An eigenblade of a linear function is a non-zero blade of arbitrary grade that is only rescaled by a real number when the linear function is applied to it.

# Definition

Let f: \mathbb{R}^n \rightarrow \mathbb{R}^m be a linear function mapping vectors from \mathbb{R}^n to \mathbb{R}^m. The function f can be extended to act on multivectors using the outermorphism relation f(e_1) \wedge f(e_2) \wedge f(e_3) \wedge ... = f(e_1 \wedge e_2 \wedge e_3 \wedge ...).

A blade B is an eigenblade of f with eigenvalue \lambda \in \mathbb{R} if

f(B) = \lambda B

# Relation to eigenvectors

Eigenvectors of f are related to eigenblades by outermorphism, for example for a linear function with two eigenvectors x_1, x_2 with corresponding eigenvalues \lambda_1, \lambda_2

f(x_1) = \lambda_1 x_1, f(x_2) = \lambda_2 x_2

we can see that

f(x_1 \wedge x_2) = f(x_1) \wedge f(x_2) = \lambda_1 \lambda_2 (x_1 \wedge x_2) = \lambda (x_1 \wedge x_2)

meaning f has the eigenblade x_1 \wedge x_2 with eigenvalue \lambda = \lambda_1 \lambda_2.

# Finding eigenblades and eigenvalues

## Characteristic polynomial

As in conventional linear algebra we can use the determinant to obtain a polynomial equation in \lambda with which we can find the eigenvalues.

Starting from

a new function f - \lambda acting on the blade B is formed. The determinant of a function f is the eigenvalue of the pseudoscalar of the space I, and therefore we compute

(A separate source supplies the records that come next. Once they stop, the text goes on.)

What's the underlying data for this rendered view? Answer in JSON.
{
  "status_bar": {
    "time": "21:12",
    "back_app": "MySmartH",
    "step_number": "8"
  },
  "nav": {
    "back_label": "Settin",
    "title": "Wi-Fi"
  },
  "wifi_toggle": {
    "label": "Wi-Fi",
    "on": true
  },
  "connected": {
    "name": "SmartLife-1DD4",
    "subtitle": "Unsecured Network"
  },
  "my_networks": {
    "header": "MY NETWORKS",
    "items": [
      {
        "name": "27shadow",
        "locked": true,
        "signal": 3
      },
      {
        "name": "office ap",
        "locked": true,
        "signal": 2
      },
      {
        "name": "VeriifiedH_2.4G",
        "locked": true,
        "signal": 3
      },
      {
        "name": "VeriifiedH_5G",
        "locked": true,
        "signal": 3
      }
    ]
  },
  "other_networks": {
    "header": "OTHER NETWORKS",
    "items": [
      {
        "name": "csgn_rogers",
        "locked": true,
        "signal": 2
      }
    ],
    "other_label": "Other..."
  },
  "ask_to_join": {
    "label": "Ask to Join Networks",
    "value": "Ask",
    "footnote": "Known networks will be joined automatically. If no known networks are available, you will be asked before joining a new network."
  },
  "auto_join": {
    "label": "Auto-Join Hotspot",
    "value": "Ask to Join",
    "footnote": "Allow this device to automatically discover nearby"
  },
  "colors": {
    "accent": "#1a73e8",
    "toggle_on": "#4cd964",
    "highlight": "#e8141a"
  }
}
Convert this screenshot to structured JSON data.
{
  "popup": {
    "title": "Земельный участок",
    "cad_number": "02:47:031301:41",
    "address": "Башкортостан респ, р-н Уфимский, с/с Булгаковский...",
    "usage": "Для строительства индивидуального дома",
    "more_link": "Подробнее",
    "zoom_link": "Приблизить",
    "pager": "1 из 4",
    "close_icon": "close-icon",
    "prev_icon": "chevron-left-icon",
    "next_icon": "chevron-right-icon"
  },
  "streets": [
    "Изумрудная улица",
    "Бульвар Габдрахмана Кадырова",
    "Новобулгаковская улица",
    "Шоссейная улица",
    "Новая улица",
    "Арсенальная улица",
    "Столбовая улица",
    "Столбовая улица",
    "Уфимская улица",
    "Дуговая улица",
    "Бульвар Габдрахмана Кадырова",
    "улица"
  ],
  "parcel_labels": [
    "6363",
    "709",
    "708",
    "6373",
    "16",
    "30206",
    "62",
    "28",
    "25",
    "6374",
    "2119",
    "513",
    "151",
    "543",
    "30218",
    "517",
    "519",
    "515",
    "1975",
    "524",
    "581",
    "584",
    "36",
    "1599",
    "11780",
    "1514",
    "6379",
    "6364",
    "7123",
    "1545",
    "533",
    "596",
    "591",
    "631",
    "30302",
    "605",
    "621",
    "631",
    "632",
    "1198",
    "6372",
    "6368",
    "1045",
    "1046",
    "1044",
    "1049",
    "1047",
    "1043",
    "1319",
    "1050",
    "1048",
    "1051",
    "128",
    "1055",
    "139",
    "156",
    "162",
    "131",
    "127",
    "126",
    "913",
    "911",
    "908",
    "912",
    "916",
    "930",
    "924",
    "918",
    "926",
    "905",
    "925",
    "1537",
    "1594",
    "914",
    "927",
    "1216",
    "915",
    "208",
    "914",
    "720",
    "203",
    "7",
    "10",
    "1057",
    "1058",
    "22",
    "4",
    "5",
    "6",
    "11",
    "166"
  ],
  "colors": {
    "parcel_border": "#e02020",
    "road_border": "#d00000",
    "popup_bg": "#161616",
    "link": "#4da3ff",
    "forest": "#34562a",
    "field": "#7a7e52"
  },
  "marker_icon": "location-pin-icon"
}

The equation above is called the characteristic polynomial of f, and its roots are the eigenvalues \lambda. Once the eigenvalues are known, their corresponding eigenblades can be found by inserting them into the original eigenblade equation.

# Examples

## Determinant of a linear function

The determinant det f is an eigenvalue for the eigenblade I (the pseudoscalar) of a linear function f.

## Rotors

Rotors can be constructed as R = e^{B \frac{\phi}{2}} where B is a 2-blade. Applying them to a vector with the sandwich product R x \widetilde{R} will rotate the vector around the origin in the plane represented by B by \phi. B is an eigenblade of this sandwich product with eigenvalue 1.

In 2D, for a rotor R = e^{e_{12} \frac{\phi}{2}} we conclude from above that e_{12} is an eigenblade of the sandwich product with eigenvalue 1. However in this case no eigenvectors with non-zero eigenvalue exist as no vector is left unchanged by the rotation.

In 3D, the same rotor sandwich has eigenvectors with eigenvalue 1 in the direction orthogonal to the rotation plane as these are unchanged by the rotation, for example: e^{e_{12} \frac{\phi}{2}} ze_3 e^{-e_{12} \frac{\phi}{2}} = z e_3.

_{The red points on the line orthogonal to the rotation plane are left unchanged.}